Your goal:
Check every line below, and copy those that include "Tulbure".
** Opening Exercise inputs block **
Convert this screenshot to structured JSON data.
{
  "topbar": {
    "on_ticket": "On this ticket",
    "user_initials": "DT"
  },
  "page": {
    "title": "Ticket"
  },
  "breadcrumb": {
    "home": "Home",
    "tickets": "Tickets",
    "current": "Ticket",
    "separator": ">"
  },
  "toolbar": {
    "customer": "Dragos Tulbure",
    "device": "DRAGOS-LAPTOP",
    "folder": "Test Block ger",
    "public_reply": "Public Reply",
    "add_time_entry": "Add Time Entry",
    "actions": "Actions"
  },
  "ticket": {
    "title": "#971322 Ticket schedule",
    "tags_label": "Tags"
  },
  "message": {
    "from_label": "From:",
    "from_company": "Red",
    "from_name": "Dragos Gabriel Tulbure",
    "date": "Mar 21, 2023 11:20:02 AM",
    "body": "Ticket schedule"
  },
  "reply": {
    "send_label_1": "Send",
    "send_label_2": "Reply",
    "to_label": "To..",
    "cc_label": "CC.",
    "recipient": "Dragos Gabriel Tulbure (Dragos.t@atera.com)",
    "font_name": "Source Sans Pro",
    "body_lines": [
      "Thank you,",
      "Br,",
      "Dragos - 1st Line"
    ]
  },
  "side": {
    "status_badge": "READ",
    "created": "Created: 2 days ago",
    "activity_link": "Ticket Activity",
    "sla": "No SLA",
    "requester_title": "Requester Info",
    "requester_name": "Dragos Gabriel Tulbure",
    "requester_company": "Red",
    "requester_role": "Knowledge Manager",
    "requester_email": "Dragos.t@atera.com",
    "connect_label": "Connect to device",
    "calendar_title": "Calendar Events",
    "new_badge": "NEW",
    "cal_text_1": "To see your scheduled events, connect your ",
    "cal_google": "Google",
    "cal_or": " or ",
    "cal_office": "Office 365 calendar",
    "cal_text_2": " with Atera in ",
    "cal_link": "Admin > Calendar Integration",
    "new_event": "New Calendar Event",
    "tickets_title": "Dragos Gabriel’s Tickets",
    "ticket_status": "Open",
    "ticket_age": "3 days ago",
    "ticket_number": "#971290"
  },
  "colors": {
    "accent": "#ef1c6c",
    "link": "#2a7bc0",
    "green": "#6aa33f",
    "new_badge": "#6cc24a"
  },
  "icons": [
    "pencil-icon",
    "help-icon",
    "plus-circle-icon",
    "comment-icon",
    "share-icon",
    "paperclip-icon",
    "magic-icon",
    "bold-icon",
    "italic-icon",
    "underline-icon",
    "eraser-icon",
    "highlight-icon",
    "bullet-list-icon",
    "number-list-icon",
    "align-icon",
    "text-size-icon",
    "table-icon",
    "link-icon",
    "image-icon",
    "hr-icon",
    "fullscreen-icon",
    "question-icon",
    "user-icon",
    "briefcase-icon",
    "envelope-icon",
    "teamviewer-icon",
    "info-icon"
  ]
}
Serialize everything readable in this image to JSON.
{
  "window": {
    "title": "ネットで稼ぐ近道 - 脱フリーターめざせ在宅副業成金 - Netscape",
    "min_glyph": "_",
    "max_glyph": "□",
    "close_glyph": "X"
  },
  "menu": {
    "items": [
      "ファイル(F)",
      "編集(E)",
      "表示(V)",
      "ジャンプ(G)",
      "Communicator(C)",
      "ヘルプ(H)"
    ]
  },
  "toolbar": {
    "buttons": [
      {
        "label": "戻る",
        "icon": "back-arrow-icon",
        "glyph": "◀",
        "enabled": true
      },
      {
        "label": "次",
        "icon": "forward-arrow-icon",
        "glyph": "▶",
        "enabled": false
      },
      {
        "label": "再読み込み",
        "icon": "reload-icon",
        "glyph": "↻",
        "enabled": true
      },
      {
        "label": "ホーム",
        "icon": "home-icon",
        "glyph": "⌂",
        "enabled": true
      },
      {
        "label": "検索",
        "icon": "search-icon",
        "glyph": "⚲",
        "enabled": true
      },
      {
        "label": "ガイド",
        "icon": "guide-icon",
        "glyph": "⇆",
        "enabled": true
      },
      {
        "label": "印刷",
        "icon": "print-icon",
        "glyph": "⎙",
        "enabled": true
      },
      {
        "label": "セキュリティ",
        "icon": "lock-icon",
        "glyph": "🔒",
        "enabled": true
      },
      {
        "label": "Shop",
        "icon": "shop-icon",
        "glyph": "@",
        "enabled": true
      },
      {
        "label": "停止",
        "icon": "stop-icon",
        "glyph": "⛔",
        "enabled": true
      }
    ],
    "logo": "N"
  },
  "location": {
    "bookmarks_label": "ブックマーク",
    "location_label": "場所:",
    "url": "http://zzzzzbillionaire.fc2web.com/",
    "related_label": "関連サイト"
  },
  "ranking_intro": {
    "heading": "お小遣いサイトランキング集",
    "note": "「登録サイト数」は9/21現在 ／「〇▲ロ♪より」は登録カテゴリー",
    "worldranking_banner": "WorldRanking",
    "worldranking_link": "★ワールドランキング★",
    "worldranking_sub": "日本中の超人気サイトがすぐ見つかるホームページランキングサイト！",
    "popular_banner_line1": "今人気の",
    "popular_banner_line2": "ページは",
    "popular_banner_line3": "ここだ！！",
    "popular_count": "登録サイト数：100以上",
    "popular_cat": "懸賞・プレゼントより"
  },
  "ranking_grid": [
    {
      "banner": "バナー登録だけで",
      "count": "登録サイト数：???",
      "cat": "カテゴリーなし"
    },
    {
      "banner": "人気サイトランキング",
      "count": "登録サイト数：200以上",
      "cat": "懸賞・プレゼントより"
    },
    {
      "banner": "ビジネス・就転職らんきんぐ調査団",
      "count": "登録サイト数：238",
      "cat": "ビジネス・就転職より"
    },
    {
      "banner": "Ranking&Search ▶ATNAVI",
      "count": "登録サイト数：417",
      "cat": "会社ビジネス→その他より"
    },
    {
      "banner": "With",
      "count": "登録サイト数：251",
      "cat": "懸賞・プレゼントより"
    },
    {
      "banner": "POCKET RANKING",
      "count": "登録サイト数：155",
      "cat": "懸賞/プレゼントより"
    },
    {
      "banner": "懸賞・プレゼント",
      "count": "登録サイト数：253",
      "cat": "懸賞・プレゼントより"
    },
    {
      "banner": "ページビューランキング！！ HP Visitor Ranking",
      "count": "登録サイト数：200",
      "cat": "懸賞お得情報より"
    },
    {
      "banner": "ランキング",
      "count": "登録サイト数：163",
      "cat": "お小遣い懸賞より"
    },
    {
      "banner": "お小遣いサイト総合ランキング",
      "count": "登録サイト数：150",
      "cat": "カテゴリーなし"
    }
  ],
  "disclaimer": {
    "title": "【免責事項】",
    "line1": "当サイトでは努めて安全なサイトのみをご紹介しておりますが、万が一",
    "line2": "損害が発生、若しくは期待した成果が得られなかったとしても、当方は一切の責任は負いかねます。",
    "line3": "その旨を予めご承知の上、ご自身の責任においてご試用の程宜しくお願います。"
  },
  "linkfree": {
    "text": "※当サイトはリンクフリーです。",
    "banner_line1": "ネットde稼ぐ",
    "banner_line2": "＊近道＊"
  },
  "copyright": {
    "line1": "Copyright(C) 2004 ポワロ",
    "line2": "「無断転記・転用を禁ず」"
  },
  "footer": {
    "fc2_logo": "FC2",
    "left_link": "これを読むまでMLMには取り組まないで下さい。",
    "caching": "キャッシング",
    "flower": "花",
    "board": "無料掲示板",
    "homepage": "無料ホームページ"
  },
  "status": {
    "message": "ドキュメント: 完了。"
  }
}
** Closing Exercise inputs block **
Problem solution:
    "customer": "Dragos Tulbure",
    "from_name": "Dragos Gabriel Tulbure",
    "recipient": "Dragos Gabriel Tulbure (Dragos.t@atera.com)",
    "requester_name": "Dragos Gabriel Tulbure",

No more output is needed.